Toyon, California Holly, Christmas Berry
Shown: Detail of mature, clustered fruit in late autumn
"Toyon (Heteromeles arbutifolia, (pronounced /ˌhɛtɨrɵˈmiːliːz ɑrˌbjuːtɨˈfoʊliə/; more commonly pronounced /hɛtəˈrɒməliːz/ by California botanists) is a common perennial shrub native to California, USA and the extreme northwest of Mexico, from northern California to northern Baja California. It is the sole species of Heteromeles, but is closely related to the Asian genus Photinia, in which it is included by some botanists (it was originally described in that genus).
"Toyon is a prominent component of the coastal sage scrub plant community, and is a part of drought-adapted chaparral and mixed oak woodland habitats. It is also known by the common names Christmas berry and California holly.
"Toyon typically grows from 2-5 m (rarely up 10 m in shaded conditions) and has a rounded to irregular top. Its leaves are evergreen, alternate, sharply toothed, have short petioles, and are 5-10 cm in length and 2-4 cm wide. In the early summer it produces small white flowers 6-10 mm diameter, in dense terminal corymbs. The five petals are rounded. They are visited by butterflies, and have a mild, hawthorn-like scent. The fruit is a small pome, 5-10 mm across, bright red and berry-like, produced in large quantities, maturing in the fall and persisting well into the winter. The fruit are consumed by birds, including mockingbirds, American Robins, Cedar Waxwings, as well as mammals including coyote and bear. The seeds are dispersed by such wildlife." (Wikipedia)
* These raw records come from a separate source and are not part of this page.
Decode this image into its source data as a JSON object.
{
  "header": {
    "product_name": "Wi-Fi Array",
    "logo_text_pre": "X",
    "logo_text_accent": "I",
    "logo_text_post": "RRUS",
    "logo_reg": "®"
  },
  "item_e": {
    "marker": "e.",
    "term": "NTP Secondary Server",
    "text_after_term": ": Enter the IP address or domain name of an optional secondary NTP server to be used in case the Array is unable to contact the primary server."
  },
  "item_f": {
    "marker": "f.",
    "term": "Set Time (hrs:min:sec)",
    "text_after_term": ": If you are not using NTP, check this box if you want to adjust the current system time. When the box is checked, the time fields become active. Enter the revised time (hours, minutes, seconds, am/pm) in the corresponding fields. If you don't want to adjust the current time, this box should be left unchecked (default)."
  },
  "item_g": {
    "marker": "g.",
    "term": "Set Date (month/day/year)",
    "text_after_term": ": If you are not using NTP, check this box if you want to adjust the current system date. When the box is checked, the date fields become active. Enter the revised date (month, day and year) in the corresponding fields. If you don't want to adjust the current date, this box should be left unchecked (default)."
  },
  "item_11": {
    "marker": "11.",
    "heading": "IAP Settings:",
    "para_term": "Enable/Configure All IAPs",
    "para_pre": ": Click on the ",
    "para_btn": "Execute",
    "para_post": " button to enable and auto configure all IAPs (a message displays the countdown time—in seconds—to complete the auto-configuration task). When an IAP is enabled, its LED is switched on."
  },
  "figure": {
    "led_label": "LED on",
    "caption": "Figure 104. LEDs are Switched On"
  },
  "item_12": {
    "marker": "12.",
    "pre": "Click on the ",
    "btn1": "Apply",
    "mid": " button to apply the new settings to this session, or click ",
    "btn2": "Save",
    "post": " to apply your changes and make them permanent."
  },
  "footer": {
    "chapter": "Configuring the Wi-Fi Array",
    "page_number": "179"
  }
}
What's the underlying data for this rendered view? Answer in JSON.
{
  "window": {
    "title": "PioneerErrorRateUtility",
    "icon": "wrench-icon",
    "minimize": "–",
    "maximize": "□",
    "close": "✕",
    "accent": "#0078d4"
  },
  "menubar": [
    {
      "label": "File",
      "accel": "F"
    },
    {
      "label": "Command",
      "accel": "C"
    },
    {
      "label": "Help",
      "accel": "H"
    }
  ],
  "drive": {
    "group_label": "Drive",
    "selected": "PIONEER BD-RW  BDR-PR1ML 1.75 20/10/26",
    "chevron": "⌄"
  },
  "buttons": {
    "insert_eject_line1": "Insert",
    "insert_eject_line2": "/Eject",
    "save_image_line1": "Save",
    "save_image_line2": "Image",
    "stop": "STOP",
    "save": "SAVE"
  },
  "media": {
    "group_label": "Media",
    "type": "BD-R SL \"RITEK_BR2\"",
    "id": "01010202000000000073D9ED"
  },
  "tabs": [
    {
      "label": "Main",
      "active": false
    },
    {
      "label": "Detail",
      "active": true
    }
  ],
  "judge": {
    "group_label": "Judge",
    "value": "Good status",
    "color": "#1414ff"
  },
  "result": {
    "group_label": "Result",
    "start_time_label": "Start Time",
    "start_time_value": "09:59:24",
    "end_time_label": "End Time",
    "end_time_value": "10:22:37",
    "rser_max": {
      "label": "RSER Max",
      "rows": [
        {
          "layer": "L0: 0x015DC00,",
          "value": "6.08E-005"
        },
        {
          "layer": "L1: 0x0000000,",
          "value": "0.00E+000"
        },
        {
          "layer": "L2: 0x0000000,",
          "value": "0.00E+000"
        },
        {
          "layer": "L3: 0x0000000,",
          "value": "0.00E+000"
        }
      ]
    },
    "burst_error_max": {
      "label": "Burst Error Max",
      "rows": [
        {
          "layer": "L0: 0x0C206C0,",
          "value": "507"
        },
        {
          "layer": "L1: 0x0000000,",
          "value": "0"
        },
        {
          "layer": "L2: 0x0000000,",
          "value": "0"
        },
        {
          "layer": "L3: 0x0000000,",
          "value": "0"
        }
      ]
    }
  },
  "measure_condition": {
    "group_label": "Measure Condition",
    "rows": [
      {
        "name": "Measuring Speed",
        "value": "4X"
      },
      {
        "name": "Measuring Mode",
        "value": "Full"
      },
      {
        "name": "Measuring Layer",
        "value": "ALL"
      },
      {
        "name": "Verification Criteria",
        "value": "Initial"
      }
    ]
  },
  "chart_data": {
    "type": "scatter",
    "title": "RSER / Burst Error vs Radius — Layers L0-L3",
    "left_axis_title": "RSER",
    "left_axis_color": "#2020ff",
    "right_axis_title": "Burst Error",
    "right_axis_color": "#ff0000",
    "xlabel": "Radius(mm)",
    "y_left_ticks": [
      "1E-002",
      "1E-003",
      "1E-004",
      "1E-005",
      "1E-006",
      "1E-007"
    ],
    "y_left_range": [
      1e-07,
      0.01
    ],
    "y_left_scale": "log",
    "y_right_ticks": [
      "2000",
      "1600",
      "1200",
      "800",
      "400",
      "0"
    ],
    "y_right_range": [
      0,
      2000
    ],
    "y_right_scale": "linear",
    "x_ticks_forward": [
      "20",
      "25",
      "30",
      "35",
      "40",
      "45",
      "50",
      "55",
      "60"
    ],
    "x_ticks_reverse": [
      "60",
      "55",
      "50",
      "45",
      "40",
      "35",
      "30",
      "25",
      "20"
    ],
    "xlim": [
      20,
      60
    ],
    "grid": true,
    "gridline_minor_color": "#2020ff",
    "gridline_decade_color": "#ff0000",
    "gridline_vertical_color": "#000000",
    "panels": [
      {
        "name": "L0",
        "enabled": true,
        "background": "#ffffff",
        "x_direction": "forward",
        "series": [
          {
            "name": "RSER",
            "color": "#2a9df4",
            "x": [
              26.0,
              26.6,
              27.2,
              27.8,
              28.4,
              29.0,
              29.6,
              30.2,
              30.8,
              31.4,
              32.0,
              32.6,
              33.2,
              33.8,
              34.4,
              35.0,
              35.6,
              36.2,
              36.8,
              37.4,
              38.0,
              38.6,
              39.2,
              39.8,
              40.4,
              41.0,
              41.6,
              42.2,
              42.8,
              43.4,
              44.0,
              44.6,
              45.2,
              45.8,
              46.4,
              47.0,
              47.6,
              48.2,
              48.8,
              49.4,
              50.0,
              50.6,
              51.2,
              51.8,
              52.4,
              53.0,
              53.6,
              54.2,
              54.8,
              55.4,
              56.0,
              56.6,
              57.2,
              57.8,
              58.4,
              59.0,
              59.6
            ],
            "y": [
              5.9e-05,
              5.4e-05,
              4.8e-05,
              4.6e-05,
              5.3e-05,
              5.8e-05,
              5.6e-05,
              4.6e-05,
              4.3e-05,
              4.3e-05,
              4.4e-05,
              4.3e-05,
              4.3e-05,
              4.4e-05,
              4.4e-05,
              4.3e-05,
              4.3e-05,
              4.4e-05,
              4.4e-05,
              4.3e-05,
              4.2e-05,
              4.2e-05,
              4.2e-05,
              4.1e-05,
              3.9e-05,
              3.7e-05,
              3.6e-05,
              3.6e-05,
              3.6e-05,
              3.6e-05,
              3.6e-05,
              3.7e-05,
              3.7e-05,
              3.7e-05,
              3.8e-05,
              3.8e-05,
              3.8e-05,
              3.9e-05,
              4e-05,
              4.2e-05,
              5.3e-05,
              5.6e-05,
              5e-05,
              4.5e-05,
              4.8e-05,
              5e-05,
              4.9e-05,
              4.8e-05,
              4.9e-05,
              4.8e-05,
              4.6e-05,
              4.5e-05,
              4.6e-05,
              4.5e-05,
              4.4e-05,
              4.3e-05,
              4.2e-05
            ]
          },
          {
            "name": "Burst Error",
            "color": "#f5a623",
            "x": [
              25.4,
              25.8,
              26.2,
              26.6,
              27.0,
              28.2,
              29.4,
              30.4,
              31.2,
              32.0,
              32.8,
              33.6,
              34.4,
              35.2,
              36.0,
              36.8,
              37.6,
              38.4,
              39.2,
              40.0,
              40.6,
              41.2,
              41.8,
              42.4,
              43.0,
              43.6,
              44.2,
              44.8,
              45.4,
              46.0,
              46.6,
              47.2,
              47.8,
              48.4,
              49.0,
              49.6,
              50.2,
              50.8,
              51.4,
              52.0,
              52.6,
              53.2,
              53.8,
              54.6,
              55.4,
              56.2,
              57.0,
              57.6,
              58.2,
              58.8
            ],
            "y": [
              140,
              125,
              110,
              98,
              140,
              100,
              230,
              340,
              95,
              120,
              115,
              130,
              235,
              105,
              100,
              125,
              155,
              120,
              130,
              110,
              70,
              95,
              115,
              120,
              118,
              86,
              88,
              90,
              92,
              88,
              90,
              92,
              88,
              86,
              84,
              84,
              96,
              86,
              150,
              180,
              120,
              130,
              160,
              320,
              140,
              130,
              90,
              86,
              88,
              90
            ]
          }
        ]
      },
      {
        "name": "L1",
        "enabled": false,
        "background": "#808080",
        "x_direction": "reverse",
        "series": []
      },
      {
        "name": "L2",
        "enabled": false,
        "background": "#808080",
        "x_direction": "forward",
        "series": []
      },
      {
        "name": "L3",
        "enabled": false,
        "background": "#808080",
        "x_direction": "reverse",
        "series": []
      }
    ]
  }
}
Photographed in U.C. Botanical Garden at Berkeley - Berkeley, California